Managers and supervisors should be aware of how to conduct a proper interview of a prospective employee which can elicit the information needed to make a good hiring decision without fear of a discrimination claim. They should know what to do in the event they witness or receive complaints of sexual harassment. They should realize the importance of keeping accurate records of the hours employees work and should know their own responsibility in making sure it happens. They should know how many hours and days per week employees under the age of 18 are allowed to work and what tasks they are prohibited from performing.

Management training should include a solid overview of state and federal law surrounding wage and hour, worker’s compensation, equal employment, OSHA and other laws governing the workplace. It should also include information in basic human dynamics and communication.

So many problems are either caused at the supervisory level or can be avoided if dealt with there. Keep your managers trained. Make sure they understand their roles and responsibilities with respect to managing employees. The investment in time and money will be well worth it in the extra sleep you get knowing your company is in good hands!

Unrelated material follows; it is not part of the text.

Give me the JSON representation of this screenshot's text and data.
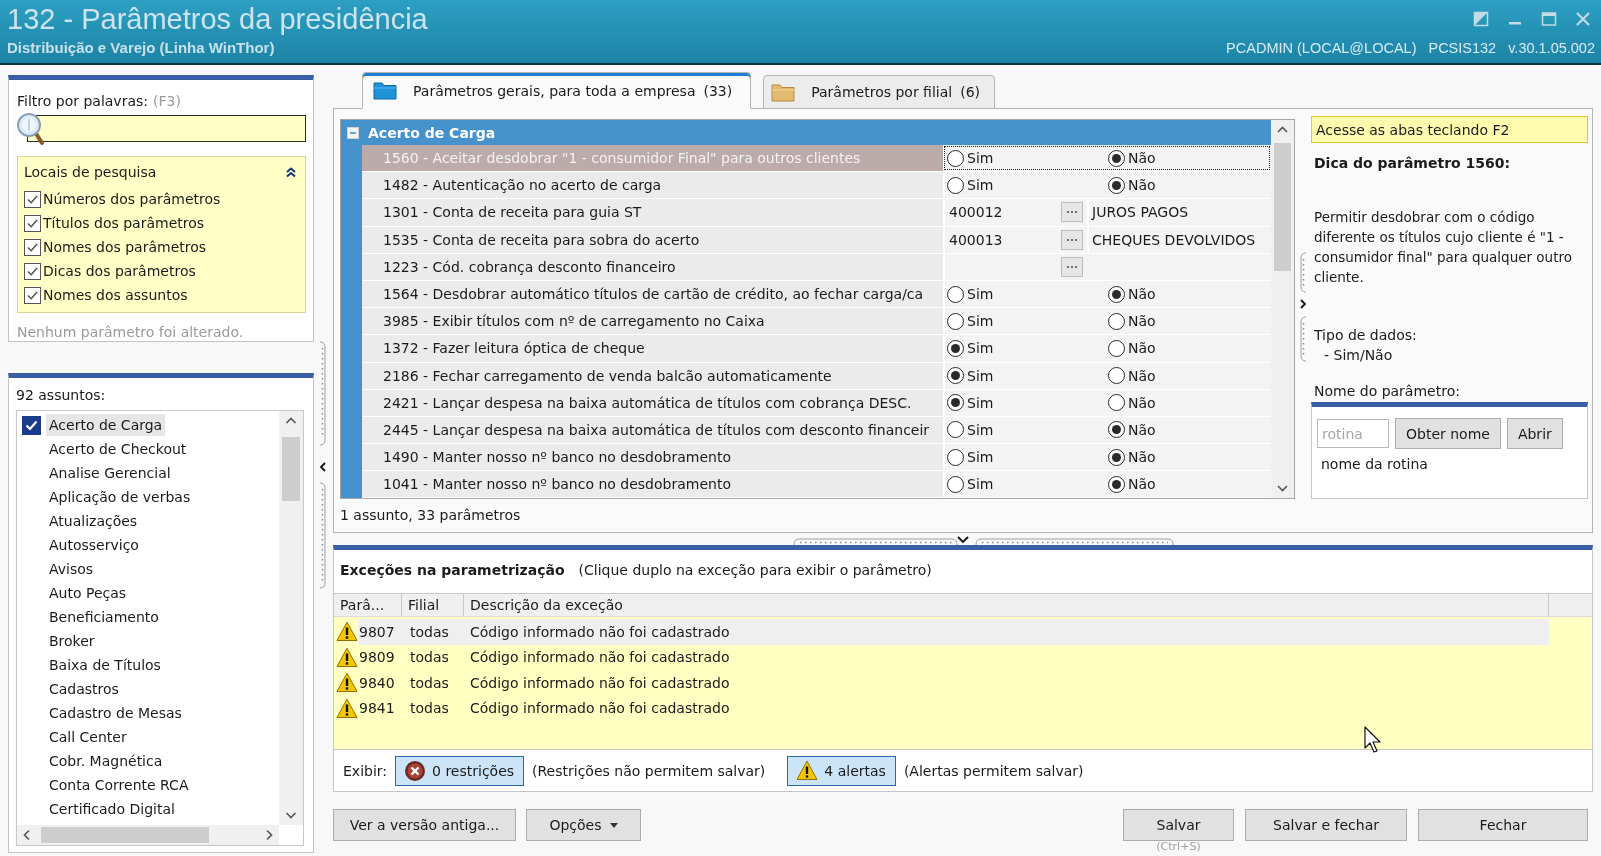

Charla Bizios Stevens is a member of the Employment Law Practice Group at the law firm of McLane, Graf, Raulerson & Middleton, P.A. Charla can be reached at 603-628-1363 or charla.stevens@mclane.com. The McLane Law Firm is the largest full-service law firm in the State of New Hampshire, with offices in Concord, Manchester and Portsmouth.